enough revenue from the sale of sapphires to pay for the fuel used by all the
heavy equipment.Several sapphire mines
are still operating in the valley as I write this.
The photograph posted today is one I snapped of a
few of the stones I have gathered in the hills around my home over the many
years of my life.
Pictured today are photos of the Russian
Sage growing near my hot tub.I
love the scent—like basil on triple-steroids.Every time I pass near the plant, I pluck a tip from one of the stems
and roll it in my fingers, sniffing.
As the name implies, Russian sage is an exotic from
central Asia (Afghanistan, Iran, Pakistan, and Tibet).The plant thrives in high dry climates as
well as soils that verge on alkaline. Russian sage makes for a tall and showy late
summer feature in Xeriscaping.From a
distance the flowers sometimes appear like a deep blue mist floating just above
the ground. Unlike knapweed and
Dalmatian toadflax, Russian sage is not invasive.
Early this morning I stepped outside and stood amid
a cricket symphony looking up at the stars.I saw the stars a whole—suspended above me and weightless as memories.I have been under them for fifty-seven years
now and for the entire time they have remained quiet as countless clouds smudged
As I stood under the stars with the crickets skritching in my ears, I thought about
how the night before last my friend came home only to find his wife
wrong-colored and dead in their bathtub.
I have never assigned a color to hurt…but if I had,
the sky would have been the color of hurt this morning.
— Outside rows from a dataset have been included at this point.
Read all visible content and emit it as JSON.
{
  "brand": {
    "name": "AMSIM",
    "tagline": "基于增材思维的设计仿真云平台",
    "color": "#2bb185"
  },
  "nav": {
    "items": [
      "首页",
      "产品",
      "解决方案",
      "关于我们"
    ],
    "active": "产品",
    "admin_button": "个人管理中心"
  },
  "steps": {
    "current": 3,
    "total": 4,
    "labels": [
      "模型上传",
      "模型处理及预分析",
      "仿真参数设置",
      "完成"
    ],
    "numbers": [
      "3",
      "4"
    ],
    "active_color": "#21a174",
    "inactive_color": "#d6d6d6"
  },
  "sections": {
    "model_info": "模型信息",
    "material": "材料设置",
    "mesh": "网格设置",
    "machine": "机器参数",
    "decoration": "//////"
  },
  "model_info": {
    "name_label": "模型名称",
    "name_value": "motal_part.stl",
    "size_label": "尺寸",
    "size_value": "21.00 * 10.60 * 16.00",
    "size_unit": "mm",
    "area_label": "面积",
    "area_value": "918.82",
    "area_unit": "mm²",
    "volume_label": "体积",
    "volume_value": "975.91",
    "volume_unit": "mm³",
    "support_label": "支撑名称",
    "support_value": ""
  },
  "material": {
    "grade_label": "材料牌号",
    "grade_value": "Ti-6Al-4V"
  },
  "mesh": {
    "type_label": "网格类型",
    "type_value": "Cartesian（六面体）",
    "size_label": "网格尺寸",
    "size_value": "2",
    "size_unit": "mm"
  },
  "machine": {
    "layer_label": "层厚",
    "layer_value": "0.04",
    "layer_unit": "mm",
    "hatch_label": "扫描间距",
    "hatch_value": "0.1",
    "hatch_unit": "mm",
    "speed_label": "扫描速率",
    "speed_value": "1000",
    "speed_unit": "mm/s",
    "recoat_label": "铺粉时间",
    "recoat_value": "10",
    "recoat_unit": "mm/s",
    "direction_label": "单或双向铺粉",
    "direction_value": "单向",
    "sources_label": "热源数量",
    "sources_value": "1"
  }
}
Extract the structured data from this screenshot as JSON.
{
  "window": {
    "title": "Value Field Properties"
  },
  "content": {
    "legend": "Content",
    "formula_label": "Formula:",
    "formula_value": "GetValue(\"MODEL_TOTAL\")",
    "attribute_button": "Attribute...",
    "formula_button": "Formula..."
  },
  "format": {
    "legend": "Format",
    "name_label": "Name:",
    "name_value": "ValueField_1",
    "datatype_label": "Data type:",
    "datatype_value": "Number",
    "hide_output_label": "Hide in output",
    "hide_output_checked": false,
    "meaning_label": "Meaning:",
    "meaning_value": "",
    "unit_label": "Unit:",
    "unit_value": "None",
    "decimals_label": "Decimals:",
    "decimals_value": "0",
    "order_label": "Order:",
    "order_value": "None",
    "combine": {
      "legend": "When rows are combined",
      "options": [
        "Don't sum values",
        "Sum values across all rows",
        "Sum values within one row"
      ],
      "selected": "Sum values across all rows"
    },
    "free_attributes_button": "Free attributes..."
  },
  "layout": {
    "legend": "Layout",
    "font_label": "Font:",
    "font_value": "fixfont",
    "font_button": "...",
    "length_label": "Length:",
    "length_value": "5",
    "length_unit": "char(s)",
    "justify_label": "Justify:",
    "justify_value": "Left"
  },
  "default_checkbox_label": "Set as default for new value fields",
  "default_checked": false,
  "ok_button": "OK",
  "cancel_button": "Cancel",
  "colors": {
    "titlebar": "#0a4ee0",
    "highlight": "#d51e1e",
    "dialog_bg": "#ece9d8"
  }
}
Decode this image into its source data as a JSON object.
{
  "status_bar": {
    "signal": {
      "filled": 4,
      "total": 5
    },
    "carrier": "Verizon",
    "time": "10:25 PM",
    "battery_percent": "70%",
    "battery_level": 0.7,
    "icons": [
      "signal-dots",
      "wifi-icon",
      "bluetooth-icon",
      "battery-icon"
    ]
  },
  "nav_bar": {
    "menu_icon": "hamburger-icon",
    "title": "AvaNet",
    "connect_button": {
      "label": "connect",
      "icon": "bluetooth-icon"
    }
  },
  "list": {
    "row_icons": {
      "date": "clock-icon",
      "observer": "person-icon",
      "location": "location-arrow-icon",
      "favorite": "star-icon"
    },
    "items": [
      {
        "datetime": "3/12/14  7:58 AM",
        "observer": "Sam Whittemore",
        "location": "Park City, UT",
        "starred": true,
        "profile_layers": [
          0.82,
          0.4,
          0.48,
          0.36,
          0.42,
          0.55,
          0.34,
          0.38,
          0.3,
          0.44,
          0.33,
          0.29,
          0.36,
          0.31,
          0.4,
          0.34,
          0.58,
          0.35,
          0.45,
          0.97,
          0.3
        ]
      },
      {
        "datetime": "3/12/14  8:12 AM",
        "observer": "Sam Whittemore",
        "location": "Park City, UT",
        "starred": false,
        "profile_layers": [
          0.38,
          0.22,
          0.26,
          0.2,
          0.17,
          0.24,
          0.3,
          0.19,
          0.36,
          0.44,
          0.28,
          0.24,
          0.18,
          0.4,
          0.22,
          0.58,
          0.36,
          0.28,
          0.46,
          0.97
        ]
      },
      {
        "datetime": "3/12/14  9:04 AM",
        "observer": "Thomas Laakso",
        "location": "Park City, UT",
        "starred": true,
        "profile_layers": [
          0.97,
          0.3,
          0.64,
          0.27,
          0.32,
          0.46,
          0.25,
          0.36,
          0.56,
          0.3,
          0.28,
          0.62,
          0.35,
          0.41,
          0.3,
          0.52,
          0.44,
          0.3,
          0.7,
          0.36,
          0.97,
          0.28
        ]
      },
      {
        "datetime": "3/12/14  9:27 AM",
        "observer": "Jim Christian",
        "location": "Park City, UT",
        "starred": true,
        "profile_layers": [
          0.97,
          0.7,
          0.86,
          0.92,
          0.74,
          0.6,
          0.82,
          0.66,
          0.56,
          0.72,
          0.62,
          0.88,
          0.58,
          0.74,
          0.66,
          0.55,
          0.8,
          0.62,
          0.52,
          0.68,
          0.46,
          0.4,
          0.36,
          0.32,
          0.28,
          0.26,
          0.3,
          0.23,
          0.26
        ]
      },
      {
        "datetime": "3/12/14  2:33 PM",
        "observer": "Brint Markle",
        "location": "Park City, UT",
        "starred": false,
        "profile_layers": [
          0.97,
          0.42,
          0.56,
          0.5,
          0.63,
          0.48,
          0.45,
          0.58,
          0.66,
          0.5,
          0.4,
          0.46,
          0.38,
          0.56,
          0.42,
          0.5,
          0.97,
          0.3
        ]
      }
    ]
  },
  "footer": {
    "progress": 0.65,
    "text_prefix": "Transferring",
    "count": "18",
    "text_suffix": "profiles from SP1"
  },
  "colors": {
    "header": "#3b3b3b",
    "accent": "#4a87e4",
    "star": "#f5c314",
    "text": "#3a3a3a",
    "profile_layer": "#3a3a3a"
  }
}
Standing at the center of my deck, I spun
around twice while gazing up at the stars.
Today, the stars are a whole because I need them to
Following are a few simple rules and standards I
have adopted as guidelines for living my life:
I – General Policy
by all laws governing physics with the exception of gravity.
gradual adoption of my father’s weird conspiracy theories is acceptable,
providing I begin with the one where the government is trying to control us by
inducing signals in our microwave ovens as we cook.
mushrooms that do not cause me to see
cartoon characters dancing in the ice cubes at the bottom of my glass.
be honest—even when the initial result is painful.
II – Treatment of Adults
adults shall be approached with the caution reserved for someone about to give
everyone in the vicinity an enema, repeatedly.
listen to someone if they begin an explanation or proposition with any of the
following opening statements:
a.“Not that it matters, but…”
b.“I am a banker by profession…”
c.“Maybe you have heard of me…”
those who think that only one thing in life is important.
those who think that everything in life is important.
III – Treatment of Children
must be treated with reverence.
seeking facts, consult children.
first, all else second.
every child at least one stupid-magic trick.
IV – Pretty Stuff
attention to pretty stuff.
V – Stuff that is not Pretty
not pay attention to stuff that is not pretty.
VII – Personal Finance
little Scotch and dark red wine is an investment in wellbeing.